One of my pet peeves in epic fantasy is the way so often things seem to have been going on relatively unchanged for centuries, even millenia. I recently even saw a blurb about a fantasy work I haven't read that mentioned how something had lasted for 50k years. That's for us the year 48,000 BC...am I honestly supposed to believe anything would be accurately remembered from that long ago? That any dynasty or people or institution could have lasted that long with the same identity (and still end up in your standard pseudo-medieval culture)? We're talking something like 8 times as long as the amount of time between us today and the earliest Mesopotamian writings. And I don't know about this case, but too often it seems that the people of the earlier times lived pretty much the same pseudo-medieval-European lifestyles as those at the end.
Even a lesser time frame can be as ridiculous. George Martin, much as I love his Song of Ice & Fire series (before I discovered that I'd completely given up on recent epic fantasy and was only reading older stuff within the fantasy genre and newer stuff outside it), my recollection is of a 4,000-year span for a fairly stable identity to some of the kingdoms that became part of the Seven Kingdoms. And Bakker's excellent Prince of Nothing series has two 2,000-year spans, though in that case one of the things I like is that most of the people doubt the things Achamion and his school are able to remember because of their magic. (Clearly by mentioning those two, it should be clear that this isn't a deal-breaker by any means.)
But let's break it down even smaller. At various times I've researched different parts of the world and the succession of dynasties, kingdoms, ruling powers. India, SE Asia, the Americas. And it's struck me that often stable, influential powers last 200 years at the top of their region, and maybe double that or a little more to include the time leading up to their ascension and then what's left after they fall. So often what was a major city becomes an empty area (especially if weather patterns or water resources change), though of course it's more frequent for a subsequent power to build their own city on the same site if it remains a strategic location. I think we get fooled by how long-standing certain countries and national identities seem to be and forget those that are quickly supplanted.
Of course, I've been chided for the reverse--a crit partner from UK says it's a typical American thing to err in the other direction, giving a much shorter time span, shorter history and cultural memory. I mean, around here a 100-year-old house is something to point out, to tour when out-of-town guests come. We don't have tangible evidence of the centuries of history that predates such settlers, except as artifacts in the ground. In my first novel manuscript he commented on the fact that something which took place only 200 or 300 years earlier had been completely subsumed by its myth, the actual situation forgotten. Now in part that was intentional, as the winners enforced a certain way of remembering it. But it could be that I didn't give enough credit to the cultural memory or those who'd been on the winning side but not themselves rulers.

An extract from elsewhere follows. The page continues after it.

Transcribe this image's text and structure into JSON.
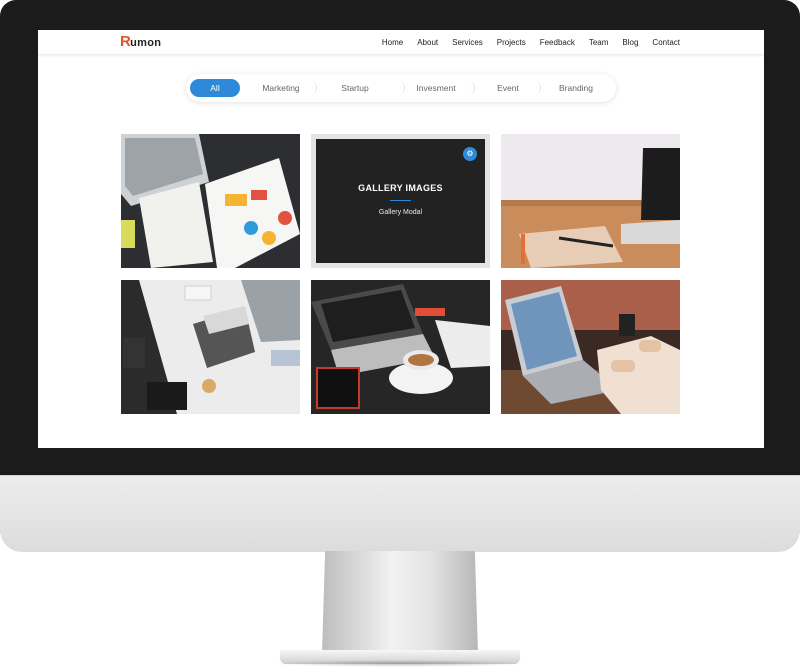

Well, my writing tends to flirt at most on the edge of epic fantasy anyway.